- Alcon, a son of Erechtheus, king of Athens, and father of Phalerus the Argonaut. Gaius Valerius Flaccus represents him as such a skillful archer that once, when a serpent had entwined his son, he shot the serpent without hurting his child. Virgil mentions an Alcon, whom Servius calls a Cretan, and of whom he relates almost the same story as that which Valerius Flaccus ascribes to Alcon, the son of Erechtheus.
- Alcon the Molossian (6th century BC) suitor of Agariste of Sicyon.

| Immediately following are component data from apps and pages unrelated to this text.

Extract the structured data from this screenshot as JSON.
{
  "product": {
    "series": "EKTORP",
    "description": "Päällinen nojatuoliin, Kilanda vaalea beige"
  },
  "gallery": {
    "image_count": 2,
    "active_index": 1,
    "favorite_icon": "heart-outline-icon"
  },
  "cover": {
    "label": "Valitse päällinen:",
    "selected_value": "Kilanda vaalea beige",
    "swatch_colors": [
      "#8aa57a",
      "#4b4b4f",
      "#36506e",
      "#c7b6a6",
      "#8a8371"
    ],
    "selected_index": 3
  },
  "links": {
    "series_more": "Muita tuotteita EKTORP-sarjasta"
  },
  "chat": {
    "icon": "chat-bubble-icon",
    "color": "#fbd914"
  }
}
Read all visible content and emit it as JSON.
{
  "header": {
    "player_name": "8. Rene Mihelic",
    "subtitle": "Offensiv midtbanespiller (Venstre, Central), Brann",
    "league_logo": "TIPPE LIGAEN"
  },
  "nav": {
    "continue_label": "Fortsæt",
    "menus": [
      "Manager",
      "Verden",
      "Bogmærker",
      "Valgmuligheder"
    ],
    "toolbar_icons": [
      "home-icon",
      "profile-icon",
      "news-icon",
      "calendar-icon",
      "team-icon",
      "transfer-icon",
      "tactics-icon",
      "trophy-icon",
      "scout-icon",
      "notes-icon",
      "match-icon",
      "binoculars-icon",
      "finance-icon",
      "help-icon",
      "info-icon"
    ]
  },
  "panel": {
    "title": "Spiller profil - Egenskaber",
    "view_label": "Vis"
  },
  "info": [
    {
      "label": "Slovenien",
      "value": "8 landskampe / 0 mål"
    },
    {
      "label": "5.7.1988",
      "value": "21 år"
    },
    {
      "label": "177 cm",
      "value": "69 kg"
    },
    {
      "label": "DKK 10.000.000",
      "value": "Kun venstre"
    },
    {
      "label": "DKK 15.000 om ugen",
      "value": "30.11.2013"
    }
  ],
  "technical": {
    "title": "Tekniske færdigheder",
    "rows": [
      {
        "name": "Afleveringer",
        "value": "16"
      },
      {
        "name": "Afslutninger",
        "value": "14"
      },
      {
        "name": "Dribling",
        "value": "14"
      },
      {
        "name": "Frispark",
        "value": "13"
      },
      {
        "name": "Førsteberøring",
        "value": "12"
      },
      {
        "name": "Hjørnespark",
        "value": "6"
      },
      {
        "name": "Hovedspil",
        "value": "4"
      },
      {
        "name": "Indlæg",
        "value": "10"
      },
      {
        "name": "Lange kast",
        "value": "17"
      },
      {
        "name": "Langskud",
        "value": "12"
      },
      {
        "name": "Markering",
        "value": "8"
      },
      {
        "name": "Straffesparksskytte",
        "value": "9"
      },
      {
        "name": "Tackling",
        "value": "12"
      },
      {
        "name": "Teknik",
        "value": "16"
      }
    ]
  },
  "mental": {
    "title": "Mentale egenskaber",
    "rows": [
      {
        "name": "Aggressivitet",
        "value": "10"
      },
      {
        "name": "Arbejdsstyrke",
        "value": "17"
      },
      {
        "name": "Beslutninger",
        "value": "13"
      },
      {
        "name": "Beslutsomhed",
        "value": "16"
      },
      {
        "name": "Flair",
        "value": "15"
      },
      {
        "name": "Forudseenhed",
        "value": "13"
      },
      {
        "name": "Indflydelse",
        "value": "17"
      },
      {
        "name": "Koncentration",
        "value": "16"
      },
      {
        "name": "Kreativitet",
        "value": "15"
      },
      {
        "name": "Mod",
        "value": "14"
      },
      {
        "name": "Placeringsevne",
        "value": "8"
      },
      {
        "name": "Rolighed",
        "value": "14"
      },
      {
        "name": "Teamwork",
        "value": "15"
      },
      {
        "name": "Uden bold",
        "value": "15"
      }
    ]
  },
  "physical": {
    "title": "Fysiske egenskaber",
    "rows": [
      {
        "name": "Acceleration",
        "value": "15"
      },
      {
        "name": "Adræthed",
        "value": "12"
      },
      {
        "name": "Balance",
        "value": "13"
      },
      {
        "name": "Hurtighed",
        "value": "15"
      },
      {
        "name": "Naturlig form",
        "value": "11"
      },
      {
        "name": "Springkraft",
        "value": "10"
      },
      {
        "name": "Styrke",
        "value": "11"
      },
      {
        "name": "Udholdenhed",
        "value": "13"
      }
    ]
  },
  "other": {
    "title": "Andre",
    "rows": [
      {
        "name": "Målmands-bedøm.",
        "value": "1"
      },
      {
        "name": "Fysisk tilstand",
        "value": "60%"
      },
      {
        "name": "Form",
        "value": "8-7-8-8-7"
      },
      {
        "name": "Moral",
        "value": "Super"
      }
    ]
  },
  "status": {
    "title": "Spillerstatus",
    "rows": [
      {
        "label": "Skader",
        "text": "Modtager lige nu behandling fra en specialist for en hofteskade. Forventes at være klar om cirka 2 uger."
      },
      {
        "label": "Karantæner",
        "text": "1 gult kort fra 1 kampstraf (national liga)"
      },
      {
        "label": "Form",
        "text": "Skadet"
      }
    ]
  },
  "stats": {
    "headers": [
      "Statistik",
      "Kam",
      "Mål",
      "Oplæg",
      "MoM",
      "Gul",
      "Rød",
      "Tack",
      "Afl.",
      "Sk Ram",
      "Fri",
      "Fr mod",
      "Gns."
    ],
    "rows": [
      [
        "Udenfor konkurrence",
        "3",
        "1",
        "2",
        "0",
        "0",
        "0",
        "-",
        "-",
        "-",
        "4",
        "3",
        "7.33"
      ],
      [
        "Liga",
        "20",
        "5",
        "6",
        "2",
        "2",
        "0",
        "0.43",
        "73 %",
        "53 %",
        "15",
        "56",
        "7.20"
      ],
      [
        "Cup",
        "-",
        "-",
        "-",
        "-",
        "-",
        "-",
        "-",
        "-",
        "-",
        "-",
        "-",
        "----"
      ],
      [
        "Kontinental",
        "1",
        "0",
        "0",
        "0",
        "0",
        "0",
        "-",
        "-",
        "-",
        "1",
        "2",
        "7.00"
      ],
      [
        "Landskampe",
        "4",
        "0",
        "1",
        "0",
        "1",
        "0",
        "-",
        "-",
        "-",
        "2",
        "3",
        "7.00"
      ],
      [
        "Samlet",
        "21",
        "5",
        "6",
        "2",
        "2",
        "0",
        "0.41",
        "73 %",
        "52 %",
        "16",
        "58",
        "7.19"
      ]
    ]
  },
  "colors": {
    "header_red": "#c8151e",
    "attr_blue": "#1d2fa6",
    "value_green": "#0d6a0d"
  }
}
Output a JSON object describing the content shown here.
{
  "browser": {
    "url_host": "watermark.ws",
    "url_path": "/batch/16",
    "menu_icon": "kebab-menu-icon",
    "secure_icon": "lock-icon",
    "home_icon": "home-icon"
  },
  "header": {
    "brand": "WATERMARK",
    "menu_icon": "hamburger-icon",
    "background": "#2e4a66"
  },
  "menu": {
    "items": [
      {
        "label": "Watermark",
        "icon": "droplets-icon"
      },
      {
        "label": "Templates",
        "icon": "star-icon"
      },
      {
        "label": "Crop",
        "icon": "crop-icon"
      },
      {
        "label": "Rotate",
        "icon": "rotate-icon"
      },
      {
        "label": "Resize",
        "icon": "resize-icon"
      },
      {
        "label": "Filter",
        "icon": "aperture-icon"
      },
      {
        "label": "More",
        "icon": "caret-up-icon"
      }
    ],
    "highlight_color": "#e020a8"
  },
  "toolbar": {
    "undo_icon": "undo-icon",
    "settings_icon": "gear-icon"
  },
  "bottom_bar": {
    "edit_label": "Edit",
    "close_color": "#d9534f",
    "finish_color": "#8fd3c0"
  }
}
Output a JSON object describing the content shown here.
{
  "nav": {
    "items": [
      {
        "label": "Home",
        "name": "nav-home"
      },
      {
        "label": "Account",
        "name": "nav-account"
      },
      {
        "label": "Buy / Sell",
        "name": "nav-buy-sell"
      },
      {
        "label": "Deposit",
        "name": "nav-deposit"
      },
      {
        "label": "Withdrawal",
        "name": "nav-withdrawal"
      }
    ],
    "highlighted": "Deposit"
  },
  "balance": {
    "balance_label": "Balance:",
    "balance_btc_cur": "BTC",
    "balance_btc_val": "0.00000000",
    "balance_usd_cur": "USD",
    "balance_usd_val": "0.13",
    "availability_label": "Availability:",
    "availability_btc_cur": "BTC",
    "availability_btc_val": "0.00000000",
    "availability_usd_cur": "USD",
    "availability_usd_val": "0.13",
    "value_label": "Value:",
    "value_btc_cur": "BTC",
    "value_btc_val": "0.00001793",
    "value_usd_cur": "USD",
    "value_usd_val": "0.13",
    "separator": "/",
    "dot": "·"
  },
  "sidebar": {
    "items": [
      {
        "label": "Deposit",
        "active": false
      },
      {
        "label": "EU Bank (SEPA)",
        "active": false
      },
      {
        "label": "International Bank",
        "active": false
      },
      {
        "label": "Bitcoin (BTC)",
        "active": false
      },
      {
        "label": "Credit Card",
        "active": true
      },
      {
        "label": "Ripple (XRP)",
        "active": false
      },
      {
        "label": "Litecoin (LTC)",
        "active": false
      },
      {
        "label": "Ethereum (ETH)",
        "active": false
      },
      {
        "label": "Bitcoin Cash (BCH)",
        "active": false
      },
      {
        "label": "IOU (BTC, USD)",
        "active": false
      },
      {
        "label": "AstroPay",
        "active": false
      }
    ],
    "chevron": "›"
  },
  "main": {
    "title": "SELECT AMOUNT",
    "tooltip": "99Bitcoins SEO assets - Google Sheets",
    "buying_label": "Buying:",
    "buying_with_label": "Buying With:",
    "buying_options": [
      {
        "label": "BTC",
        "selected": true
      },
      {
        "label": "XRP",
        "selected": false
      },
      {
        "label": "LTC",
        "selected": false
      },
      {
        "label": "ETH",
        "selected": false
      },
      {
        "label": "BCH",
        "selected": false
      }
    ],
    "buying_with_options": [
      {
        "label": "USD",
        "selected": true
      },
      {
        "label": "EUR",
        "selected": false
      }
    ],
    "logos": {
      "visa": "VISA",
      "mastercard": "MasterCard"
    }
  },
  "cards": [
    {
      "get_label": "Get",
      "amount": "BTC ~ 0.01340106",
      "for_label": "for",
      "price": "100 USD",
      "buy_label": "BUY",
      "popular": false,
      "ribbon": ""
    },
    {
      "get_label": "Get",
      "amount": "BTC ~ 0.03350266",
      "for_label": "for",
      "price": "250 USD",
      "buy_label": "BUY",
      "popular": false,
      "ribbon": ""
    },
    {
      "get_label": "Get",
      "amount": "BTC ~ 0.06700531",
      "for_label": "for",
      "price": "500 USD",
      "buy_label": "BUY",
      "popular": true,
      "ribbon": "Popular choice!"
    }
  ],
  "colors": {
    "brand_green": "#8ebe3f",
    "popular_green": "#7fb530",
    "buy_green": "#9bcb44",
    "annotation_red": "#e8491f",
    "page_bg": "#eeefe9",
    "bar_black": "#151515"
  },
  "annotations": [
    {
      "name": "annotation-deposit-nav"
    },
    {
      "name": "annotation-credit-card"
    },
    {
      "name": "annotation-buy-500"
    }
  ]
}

- Alcon, a surgeon (vulnerum medicus) at Rome in the reign of Claudius, 41—54, who is said by Pliny to have been banished to Gaul, and to have been fined ten million sestertii. After his return from banishment, he is said to have gained by his practice an equal sum within a few years, which, however, seems so enormous that there must probably be some mistake in the text. A surgeon of the same name, who is mentioned by Martial as a contemporary, may possibly be the same person.
- Alcon, a sculptor mentioned by Pliny. He was the author of a statue of Hercules at Thebes, made of iron, as symbolic of the god's endurance of labor.
- Two other, otherwise unknown personages of the same name occur in Cicero and in Hyginus.
- Pseudo-Apollodorus, iii. 10. § 5
- Gaius Julius Hyginus, Fabulae 173
- Pausanias, Description of Greece iii. 14. § 7, 15. § 3
- Apollonius of Rhodes, i. 97
- Gaius Julius Hyginus, Fabulae 14
- Gaius Valerius Flaccus, i. 399, &c.
- Virgil, Eclogues v. 11
- Pliny the Elder, Naturalis Historia xxix. 8
- Martial, Epigrams xi. 84
- Greenhill, William Alexander (1867). "Alcon". In William Smith. Dictionary of Greek and Roman Biography and Mythology 1. Boston: Little, Brown and Company. p. 108.
- Pliny the Elder, Naturalis Historia xxxiv. 14. s. 40
- Mason, Charles Peter (1867). "Alcon". In William Smith. Dictionary of Greek and Roman Biography and Mythology 1. Boston: Little, Brown and Company. p. 108.
- Cicero, De Natura Deorum iii. 21
This article incorporates text from a publication now in the public domain: Smith, William, ed. (1870). "article name needed". Dictionary of Greek and Roman Biography and Mythology.